[Entries from a dataset of interfaces]

+ + +

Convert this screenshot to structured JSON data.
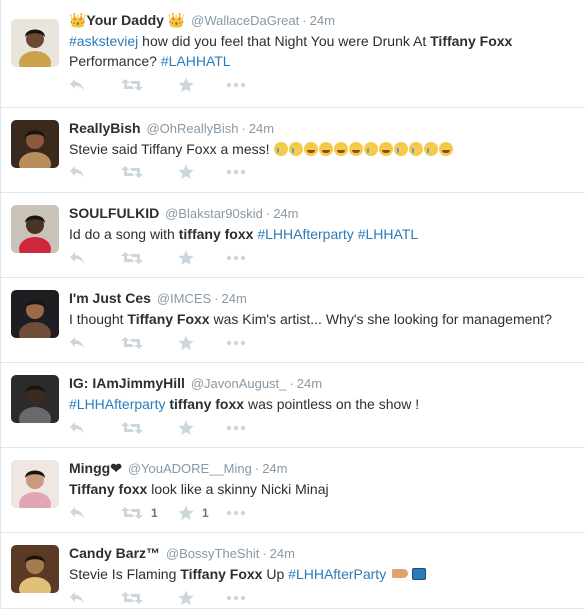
{
  "tweets": [
    {
      "fullname": "👑Your Daddy 👑",
      "username": "@WallaceDaGreat",
      "time": "24m",
      "parts": [
        {
          "t": "hash",
          "v": "#asksteviej"
        },
        {
          "t": "plain",
          "v": " how did you feel that Night You were Drunk At "
        },
        {
          "t": "bold",
          "v": "Tiffany Foxx"
        },
        {
          "t": "plain",
          "v": " Performance? "
        },
        {
          "t": "hash",
          "v": "#LAHHATL"
        }
      ],
      "retweets": "",
      "favorites": ""
    },
    {
      "fullname": "ReallyBish",
      "username": "@OhReallyBish",
      "time": "24m",
      "parts": [
        {
          "t": "plain",
          "v": "Stevie said Tiffany Foxx a mess! "
        }
      ],
      "emojis": [
        "cry",
        "cry",
        "laugh",
        "laugh",
        "laugh",
        "laugh",
        "cry",
        "laugh",
        "cry",
        "cry",
        "cry",
        "laugh"
      ],
      "retweets": "",
      "favorites": ""
    },
    {
      "fullname": "SOULFULKID",
      "username": "@Blakstar90skid",
      "time": "24m",
      "parts": [
        {
          "t": "plain",
          "v": "Id do a song with "
        },
        {
          "t": "bold",
          "v": "tiffany foxx"
        },
        {
          "t": "plain",
          "v": " "
        },
        {
          "t": "hash",
          "v": "#LHHAfterparty"
        },
        {
          "t": "plain",
          "v": " "
        },
        {
          "t": "hash",
          "v": "#LHHATL"
        }
      ],
      "retweets": "",
      "favorites": ""
    },
    {
      "fullname": "I'm Just Ces",
      "username": "@IMCES",
      "time": "24m",
      "parts": [
        {
          "t": "plain",
          "v": "I thought "
        },
        {
          "t": "bold",
          "v": "Tiffany Foxx"
        },
        {
          "t": "plain",
          "v": " was Kim's artist... Why's she looking for management?"
        }
      ],
      "retweets": "",
      "favorites": ""
    },
    {
      "fullname": "IG: IAmJimmyHill",
      "username": "@JavonAugust_",
      "time": "24m",
      "parts": [
        {
          "t": "hash",
          "v": "#LHHAfterparty"
        },
        {
          "t": "plain",
          "v": " "
        },
        {
          "t": "bold",
          "v": "tiffany foxx"
        },
        {
          "t": "plain",
          "v": " was pointless on the show !"
        }
      ],
      "retweets": "",
      "favorites": ""
    },
    {
      "fullname": "Mingg❤",
      "username": "@YouADORE__Ming",
      "time": "24m",
      "parts": [
        {
          "t": "bold",
          "v": "Tiffany foxx"
        },
        {
          "t": "plain",
          "v": " look like a skinny Nicki Minaj"
        }
      ],
      "retweets": "1",
      "favorites": "1"
    },
    {
      "fullname": "Candy Barz™",
      "username": "@BossyTheShit",
      "time": "24m",
      "parts": [
        {
          "t": "plain",
          "v": "Stevie Is Flaming "
        },
        {
          "t": "bold",
          "v": "Tiffany Foxx"
        },
        {
          "t": "plain",
          "v": " Up "
        },
        {
          "t": "hash",
          "v": "#LHHAfterParty"
        }
      ],
      "trailing_icons": [
        "pointing-hand-icon",
        "tv-icon"
      ],
      "retweets": "",
      "favorites": ""
    }
  ],
  "separator": "·",
  "colors": {
    "hashtag": "#2b7bb9",
    "meta": "#8899a6",
    "action_icon": "#ccd6dd",
    "border": "#e1e8ed"
  },
  "icons": {
    "reply": "reply-icon",
    "retweet": "retweet-icon",
    "favorite": "star-icon",
    "more": "more-icon"
  }
}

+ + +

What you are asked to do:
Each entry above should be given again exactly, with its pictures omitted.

Result:
Convert this screenshot to structured JSON data.
{
  "tweets": [
    {
      "fullname": "👑Your Daddy 👑",
      "username": "@WallaceDaGreat",
      "time": "24m",
      "parts": [
        {
          "t": "hash",
          "v": "#asksteviej"
        },
        {
          "t": "plain",
          "v": " how did you feel that Night You were Drunk At "
        },
        {
          "t": "bold",
          "v": "Tiffany Foxx"
        },
        {
          "t": "plain",
          "v": " Performance? "
        },
        {
          "t": "hash",
          "v": "#LAHHATL"
        }
      ],
      "retweets": "",
      "favorites": ""
    },
    {
      "fullname": "ReallyBish",
      "username": "@OhReallyBish",
      "time": "24m",
      "parts": [
        {
          "t": "plain",
          "v": "Stevie said Tiffany Foxx a mess! "
        }
      ],
      "emojis": [
        "cry",
        "cry",
        "laugh",
        "laugh",
        "laugh",
        "laugh",
        "cry",
        "laugh",
        "cry",
        "cry",
        "cry",
        "laugh"
      ],
      "retweets": "",
      "favorites": ""
    },
    {
      "fullname": "SOULFULKID",
      "username": "@Blakstar90skid",
      "time": "24m",
      "parts": [
        {
          "t": "plain",
          "v": "Id do a song with "
        },
        {
          "t": "bold",
          "v": "tiffany foxx"
        },
        {
          "t": "plain",
          "v": " "
        },
        {
          "t": "hash",
          "v": "#LHHAfterparty"
        },
        {
          "t": "plain",
          "v": " "
        },
        {
          "t": "hash",
          "v": "#LHHATL"
        }
      ],
      "retweets": "",
      "favorites": ""
    },
    {
      "fullname": "I'm Just Ces",
      "username": "@IMCES",
      "time": "24m",
      "parts": [
        {
          "t": "plain",
          "v": "I thought "
        },
        {
          "t": "bold",
          "v": "Tiffany Foxx"
        },
        {
          "t": "plain",
          "v": " was Kim's artist... Why's she looking for management?"
        }
      ],
      "retweets": "",
      "favorites": ""
    },
    {
      "fullname": "IG: IAmJimmyHill",
      "username": "@JavonAugust_",
      "time": "24m",
      "parts": [
        {
          "t": "hash",
          "v": "#LHHAfterparty"
        },
        {
          "t": "plain",
          "v": " "
        },
        {
          "t": "bold",
          "v": "tiffany foxx"
        },
        {
          "t": "plain",
          "v": " was pointless on the show !"
        }
      ],
      "retweets": "",
      "favorites": ""
    },
    {
      "fullname": "Mingg❤",
      "username": "@YouADORE__Ming",
      "time": "24m",
      "parts": [
        {
          "t": "bold",
          "v": "Tiffany foxx"
        },
        {
          "t": "plain",
          "v": " look like a skinny Nicki Minaj"
        }
      ],
      "retweets": "1",
      "favorites": "1"
    },
    {
      "fullname": "Candy Barz™",
      "username": "@BossyTheShit",
      "time": "24m",
      "parts": [
        {
          "t": "plain",
          "v": "Stevie Is Flaming "
        },
        {
          "t": "bold",
          "v": "Tiffany Foxx"
        },
        {
          "t": "plain",
          "v": " Up "
        },
        {
          "t": "hash",
          "v": "#LHHAfterParty"
        }
      ],
      "trailing_icons": [
        "pointing-hand-icon",
        "tv-icon"
      ],
      "retweets": "",
      "favorites": ""
    }
  ],
  "separator": "·",
  "colors": {
    "hashtag": "#2b7bb9",
    "meta": "#8899a6",
    "action_icon": "#ccd6dd",
    "border": "#e1e8ed"
  },
  "icons": {
    "reply": "reply-icon",
    "retweet": "retweet-icon",
    "favorite": "star-icon",
    "more": "more-icon"
  }
}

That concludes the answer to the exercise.